ODAFF held two pesticide disposal collection events last year, Arthur said. One held at Wilburton on Nov. 19 produced 6,353 pounds of material, and one held Nov. 21 at Kingfisher generated 51,792 pounds of unwanted pesticides, agency officials reported. Another collection event will be held in April, Arthur said.
ODAFF has collected 767,192 pounds of unused/unwanted pesticides since the start of the program in 2006, she said. Since the program is underwritten by the state agency, "There is no charge to farmers and applicators when disposing of unwanted pesticides," she said.
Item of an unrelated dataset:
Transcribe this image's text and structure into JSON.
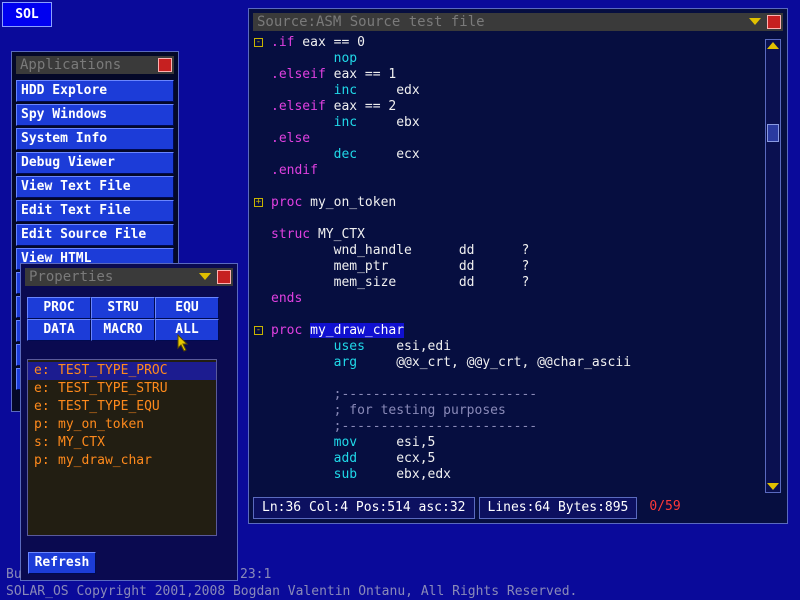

The Agriculture, Food, and Forestry agency contracts with Clean Harbors Environmental Services to dispose of the unwanted pesticides. Clean Harbors is a nationwide company that has "close to 30 years experience" in hazardous waste management, Arthur said.
Most of the waste, 90 percent, according to ODAFF, is incinerated at facilities in Arkansas and Texas that have incinerators specifically designed to accommodate hazardous wastes, Arthur said. Clean Harbors utilizes more than 100 service facilities and 50 waste management facilities, one located in northwestern Oklahoma, Arthur said.
"Clean Harbors is fully insured, has the highest ISO certification for handling hazardous waste, and is fully permitted by the federal and state Transportation Departments for the transport of hazardous waste," Arthur said.
Clean Harbors assumes "generator status" of all waste generated by the unwanted pesticide disposal. That means Clean Harbors acquires all right and liabilities to the waste brought to the site, which thus makes them responsible "for any spills, contamination, or any other unforeseen problems when dealing with the hazardous waste," Arthur reported.